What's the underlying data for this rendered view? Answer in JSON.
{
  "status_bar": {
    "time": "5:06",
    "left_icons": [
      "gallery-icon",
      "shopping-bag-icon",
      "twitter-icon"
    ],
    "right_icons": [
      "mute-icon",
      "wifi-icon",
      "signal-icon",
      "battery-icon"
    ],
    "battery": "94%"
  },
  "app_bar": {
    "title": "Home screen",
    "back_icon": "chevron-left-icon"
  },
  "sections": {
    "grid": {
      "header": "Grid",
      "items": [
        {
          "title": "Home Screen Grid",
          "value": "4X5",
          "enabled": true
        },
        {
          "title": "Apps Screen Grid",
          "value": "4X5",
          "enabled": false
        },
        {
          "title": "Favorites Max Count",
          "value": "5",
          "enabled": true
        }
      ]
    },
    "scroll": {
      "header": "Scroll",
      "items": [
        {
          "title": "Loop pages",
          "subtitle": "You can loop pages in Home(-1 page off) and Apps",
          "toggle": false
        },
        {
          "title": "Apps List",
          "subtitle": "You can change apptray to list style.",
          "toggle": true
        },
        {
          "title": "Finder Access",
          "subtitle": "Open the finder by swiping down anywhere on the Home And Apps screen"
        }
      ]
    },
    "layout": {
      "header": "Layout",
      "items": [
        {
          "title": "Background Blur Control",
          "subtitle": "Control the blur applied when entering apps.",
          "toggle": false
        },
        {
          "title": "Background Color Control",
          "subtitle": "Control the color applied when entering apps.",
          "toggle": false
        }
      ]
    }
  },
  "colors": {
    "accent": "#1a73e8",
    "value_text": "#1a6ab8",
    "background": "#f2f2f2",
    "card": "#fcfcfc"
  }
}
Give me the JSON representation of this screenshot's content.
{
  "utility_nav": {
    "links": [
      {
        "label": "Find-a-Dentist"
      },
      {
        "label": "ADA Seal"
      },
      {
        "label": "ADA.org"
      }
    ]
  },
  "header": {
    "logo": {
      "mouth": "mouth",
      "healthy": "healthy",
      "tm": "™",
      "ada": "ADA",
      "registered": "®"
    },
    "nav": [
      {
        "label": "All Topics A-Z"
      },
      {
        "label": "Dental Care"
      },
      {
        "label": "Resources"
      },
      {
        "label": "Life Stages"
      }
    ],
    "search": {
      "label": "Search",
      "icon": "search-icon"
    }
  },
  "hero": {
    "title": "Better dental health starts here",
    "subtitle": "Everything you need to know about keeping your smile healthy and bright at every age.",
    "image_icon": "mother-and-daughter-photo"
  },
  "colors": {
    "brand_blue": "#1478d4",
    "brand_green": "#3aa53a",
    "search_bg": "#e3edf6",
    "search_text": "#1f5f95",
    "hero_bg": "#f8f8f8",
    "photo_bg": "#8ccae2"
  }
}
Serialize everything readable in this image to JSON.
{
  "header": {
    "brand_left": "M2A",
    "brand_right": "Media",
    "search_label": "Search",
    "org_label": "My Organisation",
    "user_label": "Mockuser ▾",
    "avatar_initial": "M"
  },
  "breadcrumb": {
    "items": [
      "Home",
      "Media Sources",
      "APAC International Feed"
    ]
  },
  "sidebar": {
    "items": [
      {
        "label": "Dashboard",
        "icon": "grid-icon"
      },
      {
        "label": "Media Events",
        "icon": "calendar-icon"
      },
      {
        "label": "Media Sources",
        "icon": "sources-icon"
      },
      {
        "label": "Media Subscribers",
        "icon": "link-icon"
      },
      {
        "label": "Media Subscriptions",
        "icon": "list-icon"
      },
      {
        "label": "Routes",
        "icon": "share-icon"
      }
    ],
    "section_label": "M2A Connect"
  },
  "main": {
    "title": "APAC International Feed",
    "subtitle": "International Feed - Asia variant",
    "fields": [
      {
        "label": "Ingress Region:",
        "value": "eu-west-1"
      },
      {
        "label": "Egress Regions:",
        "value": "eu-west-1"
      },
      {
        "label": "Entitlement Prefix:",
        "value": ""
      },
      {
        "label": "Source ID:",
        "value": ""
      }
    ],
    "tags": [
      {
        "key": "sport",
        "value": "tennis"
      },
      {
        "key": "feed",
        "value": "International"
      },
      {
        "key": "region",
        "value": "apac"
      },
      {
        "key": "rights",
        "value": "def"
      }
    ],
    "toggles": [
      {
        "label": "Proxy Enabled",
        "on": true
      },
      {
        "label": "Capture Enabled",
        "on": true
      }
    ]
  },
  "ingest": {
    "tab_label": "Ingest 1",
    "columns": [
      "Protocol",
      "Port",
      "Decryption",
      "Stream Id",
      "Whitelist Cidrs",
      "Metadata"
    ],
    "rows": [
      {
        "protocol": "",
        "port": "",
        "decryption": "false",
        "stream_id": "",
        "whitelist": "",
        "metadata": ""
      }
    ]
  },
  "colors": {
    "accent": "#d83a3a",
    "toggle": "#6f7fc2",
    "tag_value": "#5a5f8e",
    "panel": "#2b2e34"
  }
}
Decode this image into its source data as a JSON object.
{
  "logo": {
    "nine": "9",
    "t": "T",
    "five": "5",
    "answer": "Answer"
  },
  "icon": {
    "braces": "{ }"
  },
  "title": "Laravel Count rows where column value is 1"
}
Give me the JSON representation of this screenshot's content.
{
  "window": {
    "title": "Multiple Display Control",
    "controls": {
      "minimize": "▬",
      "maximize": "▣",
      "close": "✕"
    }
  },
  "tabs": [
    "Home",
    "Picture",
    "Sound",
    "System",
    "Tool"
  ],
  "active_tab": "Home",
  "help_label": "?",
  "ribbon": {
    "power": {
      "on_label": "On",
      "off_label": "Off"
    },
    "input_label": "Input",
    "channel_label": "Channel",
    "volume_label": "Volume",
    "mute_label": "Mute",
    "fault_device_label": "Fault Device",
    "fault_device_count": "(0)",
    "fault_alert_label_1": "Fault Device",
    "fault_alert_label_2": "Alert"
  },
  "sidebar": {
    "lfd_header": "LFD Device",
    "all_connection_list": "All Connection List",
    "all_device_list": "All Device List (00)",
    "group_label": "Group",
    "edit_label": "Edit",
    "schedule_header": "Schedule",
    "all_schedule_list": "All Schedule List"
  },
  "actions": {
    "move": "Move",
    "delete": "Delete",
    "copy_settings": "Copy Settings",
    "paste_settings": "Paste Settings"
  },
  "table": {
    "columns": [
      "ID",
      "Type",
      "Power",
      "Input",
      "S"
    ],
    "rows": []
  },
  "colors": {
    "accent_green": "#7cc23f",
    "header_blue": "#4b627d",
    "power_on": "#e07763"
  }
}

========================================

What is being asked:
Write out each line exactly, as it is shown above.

Written solution:
What's the underlying data for this rendered view? Answer in JSON.
{
  "status_bar": {
    "time": "5:06",
    "left_icons": [
      "gallery-icon",
      "shopping-bag-icon",
      "twitter-icon"
    ],
    "right_icons": [
      "mute-icon",
      "wifi-icon",
      "signal-icon",
      "battery-icon"
    ],
    "battery": "94%"
  },
  "app_bar": {
    "title": "Home screen",
    "back_icon": "chevron-left-icon"
  },
  "sections": {
    "grid": {
      "header": "Grid",
      "items": [
        {
          "title": "Home Screen Grid",
          "value": "4X5",
          "enabled": true
        },
        {
          "title": "Apps Screen Grid",
          "value": "4X5",
          "enabled": false
        },
        {
          "title": "Favorites Max Count",
          "value": "5",
          "enabled": true
        }
      ]
    },
    "scroll": {
      "header": "Scroll",
      "items": [
        {
          "title": "Loop pages",
          "subtitle": "You can loop pages in Home(-1 page off) and Apps",
          "toggle": false
        },
        {
          "title": "Apps List",
          "subtitle": "You can change apptray to list style.",
          "toggle": true
        },
        {
          "title": "Finder Access",
          "subtitle": "Open the finder by swiping down anywhere on the Home And Apps screen"
        }
      ]
    },
    "layout": {
      "header": "Layout",
      "items": [
        {
          "title": "Background Blur Control",
          "subtitle": "Control the blur applied when entering apps.",
          "toggle": false
        },
        {
          "title": "Background Color Control",
          "subtitle": "Control the color applied when entering apps.",
          "toggle": false
        }
      ]
    }
  },
  "colors": {
    "accent": "#1a73e8",
    "value_text": "#1a6ab8",
    "background": "#f2f2f2",
    "card": "#fcfcfc"
  }
}
Give me the JSON representation of this screenshot's content.
{
  "utility_nav": {
    "links": [
      {
        "label": "Find-a-Dentist"
      },
      {
        "label": "ADA Seal"
      },
      {
        "label": "ADA.org"
      }
    ]
  },
  "header": {
    "logo": {
      "mouth": "mouth",
      "healthy": "healthy",
      "tm": "™",
      "ada": "ADA",
      "registered": "®"
    },
    "nav": [
      {
        "label": "All Topics A-Z"
      },
      {
        "label": "Dental Care"
      },
      {
        "label": "Resources"
      },
      {
        "label": "Life Stages"
      }
    ],
    "search": {
      "label": "Search",
      "icon": "search-icon"
    }
  },
  "hero": {
    "title": "Better dental health starts here",
    "subtitle": "Everything you need to know about keeping your smile healthy and bright at every age.",
    "image_icon": "mother-and-daughter-photo"
  },
  "colors": {
    "brand_blue": "#1478d4",
    "brand_green": "#3aa53a",
    "search_bg": "#e3edf6",
    "search_text": "#1f5f95",
    "hero_bg": "#f8f8f8",
    "photo_bg": "#8ccae2"
  }
}
Serialize everything readable in this image to JSON.
{
  "header": {
    "brand_left": "M2A",
    "brand_right": "Media",
    "search_label": "Search",
    "org_label": "My Organisation",
    "user_label": "Mockuser ▾",
    "avatar_initial": "M"
  },
  "breadcrumb": {
    "items": [
      "Home",
      "Media Sources",
      "APAC International Feed"
    ]
  },
  "sidebar": {
    "items": [
      {
        "label": "Dashboard",
        "icon": "grid-icon"
      },
      {
        "label": "Media Events",
        "icon": "calendar-icon"
      },
      {
        "label": "Media Sources",
        "icon": "sources-icon"
      },
      {
        "label": "Media Subscribers",
        "icon": "link-icon"
      },
      {
        "label": "Media Subscriptions",
        "icon": "list-icon"
      },
      {
        "label": "Routes",
        "icon": "share-icon"
      }
    ],
    "section_label": "M2A Connect"
  },
  "main": {
    "title": "APAC International Feed",
    "subtitle": "International Feed - Asia variant",
    "fields": [
      {
        "label": "Ingress Region:",
        "value": "eu-west-1"
      },
      {
        "label": "Egress Regions:",
        "value": "eu-west-1"
      },
      {
        "label": "Entitlement Prefix:",
        "value": ""
      },
      {
        "label": "Source ID:",
        "value": ""
      }
    ],
    "tags": [
      {
        "key": "sport",
        "value": "tennis"
      },
      {
        "key": "feed",
        "value": "International"
      },
      {
        "key": "region",
        "value": "apac"
      },
      {
        "key": "rights",
        "value": "def"
      }
    ],
    "toggles": [
      {
        "label": "Proxy Enabled",
        "on": true
      },
      {
        "label": "Capture Enabled",
        "on": true
      }
    ]
  },
  "ingest": {
    "tab_label": "Ingest 1",
    "columns": [
      "Protocol",
      "Port",
      "Decryption",
      "Stream Id",
      "Whitelist Cidrs",
      "Metadata"
    ],
    "rows": [
      {
        "protocol": "",
        "port": "",
        "decryption": "false",
        "stream_id": "",
        "whitelist": "",
        "metadata": ""
      }
    ]
  },
  "colors": {
    "accent": "#d83a3a",
    "toggle": "#6f7fc2",
    "tag_value": "#5a5f8e",
    "panel": "#2b2e34"
  }
}
Decode this image into its source data as a JSON object.
{
  "logo": {
    "nine": "9",
    "t": "T",
    "five": "5",
    "answer": "Answer"
  },
  "icon": {
    "braces": "{ }"
  },
  "title": "Laravel Count rows where column value is 1"
}
Give me the JSON representation of this screenshot's content.
{
  "window": {
    "title": "Multiple Display Control",
    "controls": {
      "minimize": "▬",
      "maximize": "▣",
      "close": "✕"
    }
  },
  "tabs": [
    "Home",
    "Picture",
    "Sound",
    "System",
    "Tool"
  ],
  "active_tab": "Home",
  "help_label": "?",
  "ribbon": {
    "power": {
      "on_label": "On",
      "off_label": "Off"
    },
    "input_label": "Input",
    "channel_label": "Channel",
    "volume_label": "Volume",
    "mute_label": "Mute",
    "fault_device_label": "Fault Device",
    "fault_device_count": "(0)",
    "fault_alert_label_1": "Fault Device",
    "fault_alert_label_2": "Alert"
  },
  "sidebar": {
    "lfd_header": "LFD Device",
    "all_connection_list": "All Connection List",
    "all_device_list": "All Device List (00)",
    "group_label": "Group",
    "edit_label": "Edit",
    "schedule_header": "Schedule",
    "all_schedule_list": "All Schedule List"
  },
  "actions": {
    "move": "Move",
    "delete": "Delete",
    "copy_settings": "Copy Settings",
    "paste_settings": "Paste Settings"
  },
  "table": {
    "columns": [
      "ID",
      "Type",
      "Power",
      "Input",
      "S"
    ],
    "rows": []
  },
  "colors": {
    "accent_green": "#7cc23f",
    "header_blue": "#4b627d",
    "power_on": "#e07763"
  }
}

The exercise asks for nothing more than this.